Assurances given for VET teachers after meetings

Mary Fogarty

Careers Advisers and Vocational Education and Training in Schools (VETiS) Special Interest Groups raised a series of concerns at meetings in Term 3 this year. These issues were related to:

  • implementation of the co-assessment model for hospitality courses in schools
  • issues associated with online EVET courses
  • the responsibilities of VET teachers during students’ work placements.

Federation was concerned there had been inadequate information provided to hospitality teachers with regard to the implementation of the co-assessment model for hospitality, where outside hospitality workers were to assess courses with teachers who had less than three years’ experience working in the industry.

As planning for 2018 courses is already underway in secondary schools, VET teachers asked for assurances that appropriate procedures were in place for assessment of hospitality courses next year.

At a meeting in September with the Director of Secondary Education and Senior Pathways Officers, Federation was told that information and updates would be sent to hospitality teachers through the School Biz portal.

At the meeting, VET teachers were assured that no outside industry people would be coming into schools and there would be no use of any assessor who was not an employee of the Department. Funding would be provided for schools uploading and downloading the assessment material to cater for administrative support and relief.

Careers advisers had expressed concerns at the increasing number of EVET courses delivered online without any additional support provided to the school.

Teachers were expected to supervise students at school as well as liaise with providers with regard to the submission of assessment tasks and other materials thus adding to their workload.

One particular EVET course, Certificate of Aviation (Drones), requires the use of a classroom, an oval, a minimum of 15 students to undertake the course with a school teacher required to supervise the students while the company makes a profit. The Department is aware that teachers are concerned by the growing popularity of the course.

At the September meeting, the Department explained that online and blended (online and face-to-face) courses had been devised for rural and remote access schools.

Online offerings for 2018 by external providers will be 18, which is fewer than in 2017. Enrolments accessing online courses stand at 362 in 2017 out of 2000 students enrolled in VET courses, and 361 are with TAFE NSW.

Federation was also concerned that Safety Alert bulletin No. 66, distributed by the Department’s Senior Pathways Advisers, states that at least one supervisory visit with the student must be made during work placement.

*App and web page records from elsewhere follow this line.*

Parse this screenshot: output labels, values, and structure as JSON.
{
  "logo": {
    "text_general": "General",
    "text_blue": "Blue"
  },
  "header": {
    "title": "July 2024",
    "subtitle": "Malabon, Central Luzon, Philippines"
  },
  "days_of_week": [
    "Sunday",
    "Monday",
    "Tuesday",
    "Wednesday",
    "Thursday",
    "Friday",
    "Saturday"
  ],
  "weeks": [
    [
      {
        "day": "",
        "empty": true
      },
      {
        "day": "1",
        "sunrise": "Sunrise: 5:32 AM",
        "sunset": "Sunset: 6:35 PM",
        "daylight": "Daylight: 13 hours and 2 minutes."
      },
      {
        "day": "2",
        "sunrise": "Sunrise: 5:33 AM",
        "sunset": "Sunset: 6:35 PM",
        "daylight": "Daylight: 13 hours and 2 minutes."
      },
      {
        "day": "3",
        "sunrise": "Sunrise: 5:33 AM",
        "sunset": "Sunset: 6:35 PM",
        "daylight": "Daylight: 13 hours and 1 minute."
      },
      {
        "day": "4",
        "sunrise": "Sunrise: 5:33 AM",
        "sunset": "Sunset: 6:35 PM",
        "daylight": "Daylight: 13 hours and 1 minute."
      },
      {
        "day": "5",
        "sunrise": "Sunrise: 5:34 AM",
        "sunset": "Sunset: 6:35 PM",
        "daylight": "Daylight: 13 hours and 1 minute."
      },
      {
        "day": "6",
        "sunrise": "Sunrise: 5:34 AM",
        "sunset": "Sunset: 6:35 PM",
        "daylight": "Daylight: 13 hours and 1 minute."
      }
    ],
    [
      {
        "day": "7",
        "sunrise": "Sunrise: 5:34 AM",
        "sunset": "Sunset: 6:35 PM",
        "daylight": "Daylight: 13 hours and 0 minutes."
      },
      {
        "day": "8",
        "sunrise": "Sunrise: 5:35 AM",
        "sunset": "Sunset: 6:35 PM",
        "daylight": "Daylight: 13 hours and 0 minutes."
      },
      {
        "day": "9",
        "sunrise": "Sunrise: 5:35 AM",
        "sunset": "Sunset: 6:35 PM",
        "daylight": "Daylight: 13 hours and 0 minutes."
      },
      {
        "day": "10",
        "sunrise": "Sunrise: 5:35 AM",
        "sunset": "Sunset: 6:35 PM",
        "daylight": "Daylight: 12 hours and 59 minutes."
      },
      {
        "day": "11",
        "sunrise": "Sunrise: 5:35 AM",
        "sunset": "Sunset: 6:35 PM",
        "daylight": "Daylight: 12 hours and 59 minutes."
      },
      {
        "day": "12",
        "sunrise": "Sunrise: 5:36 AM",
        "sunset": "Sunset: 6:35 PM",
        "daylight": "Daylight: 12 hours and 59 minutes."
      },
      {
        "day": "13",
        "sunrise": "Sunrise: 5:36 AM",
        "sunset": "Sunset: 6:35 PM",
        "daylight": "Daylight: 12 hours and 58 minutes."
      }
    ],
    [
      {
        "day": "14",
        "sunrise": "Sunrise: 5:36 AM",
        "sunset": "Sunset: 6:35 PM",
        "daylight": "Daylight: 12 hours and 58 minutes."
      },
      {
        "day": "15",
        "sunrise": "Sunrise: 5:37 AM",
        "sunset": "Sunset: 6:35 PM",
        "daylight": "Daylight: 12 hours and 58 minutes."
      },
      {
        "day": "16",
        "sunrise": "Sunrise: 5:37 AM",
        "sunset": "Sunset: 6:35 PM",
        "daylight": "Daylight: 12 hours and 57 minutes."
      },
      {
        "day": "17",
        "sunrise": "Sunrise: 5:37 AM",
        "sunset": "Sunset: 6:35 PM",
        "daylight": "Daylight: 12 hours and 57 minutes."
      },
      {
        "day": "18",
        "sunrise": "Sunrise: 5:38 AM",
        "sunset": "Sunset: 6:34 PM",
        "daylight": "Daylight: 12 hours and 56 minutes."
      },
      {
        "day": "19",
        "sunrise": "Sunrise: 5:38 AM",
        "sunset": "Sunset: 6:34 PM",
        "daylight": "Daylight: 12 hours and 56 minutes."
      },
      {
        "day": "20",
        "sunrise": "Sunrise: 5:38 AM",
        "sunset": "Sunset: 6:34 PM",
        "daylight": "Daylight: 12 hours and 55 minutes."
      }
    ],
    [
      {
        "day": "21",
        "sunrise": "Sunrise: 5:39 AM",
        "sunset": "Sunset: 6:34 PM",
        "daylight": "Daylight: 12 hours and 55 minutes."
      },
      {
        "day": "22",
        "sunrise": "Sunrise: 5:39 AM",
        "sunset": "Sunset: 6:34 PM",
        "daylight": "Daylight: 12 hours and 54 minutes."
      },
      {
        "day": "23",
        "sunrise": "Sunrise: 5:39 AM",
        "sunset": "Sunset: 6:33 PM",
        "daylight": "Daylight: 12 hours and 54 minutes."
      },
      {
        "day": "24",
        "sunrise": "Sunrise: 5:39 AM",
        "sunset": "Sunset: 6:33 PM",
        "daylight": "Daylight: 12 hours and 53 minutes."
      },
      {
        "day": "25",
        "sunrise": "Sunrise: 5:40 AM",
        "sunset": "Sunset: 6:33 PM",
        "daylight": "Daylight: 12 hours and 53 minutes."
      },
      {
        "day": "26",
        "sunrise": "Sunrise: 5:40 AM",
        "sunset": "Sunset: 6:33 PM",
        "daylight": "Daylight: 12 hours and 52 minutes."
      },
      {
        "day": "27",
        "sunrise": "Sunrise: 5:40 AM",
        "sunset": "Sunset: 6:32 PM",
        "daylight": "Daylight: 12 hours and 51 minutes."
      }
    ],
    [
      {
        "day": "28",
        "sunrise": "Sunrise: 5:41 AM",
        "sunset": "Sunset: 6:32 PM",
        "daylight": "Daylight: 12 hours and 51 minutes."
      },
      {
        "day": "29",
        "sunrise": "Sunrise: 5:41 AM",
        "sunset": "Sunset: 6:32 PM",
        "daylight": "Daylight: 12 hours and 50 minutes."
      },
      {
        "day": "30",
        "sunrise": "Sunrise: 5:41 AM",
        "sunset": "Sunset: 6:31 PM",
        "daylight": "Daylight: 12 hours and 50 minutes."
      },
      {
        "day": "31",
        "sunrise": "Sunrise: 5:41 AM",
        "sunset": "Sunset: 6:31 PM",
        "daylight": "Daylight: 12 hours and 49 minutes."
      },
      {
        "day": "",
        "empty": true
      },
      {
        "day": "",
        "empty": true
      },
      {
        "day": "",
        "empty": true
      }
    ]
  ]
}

Previous advice from the Department, in a letter from Sharon Ford, Director of Secondary Education in 2014, had been that: “Teachers are required to make contact with each host employer and student. This can be done via a phone call or a site visit. Site visits are not mandatory.”

At the September meeting, the Department agreed to insert the words: “Site visits have clear benefits for students, teachers and host employers but are not mandatory.”

Careers Advisers and VET teachers are encouraged to join their respective Special Interest Groups. Meetings are held once each term at Federation and there is an email list for rural and remote members.

Contact Mary Fogarty by email here for details.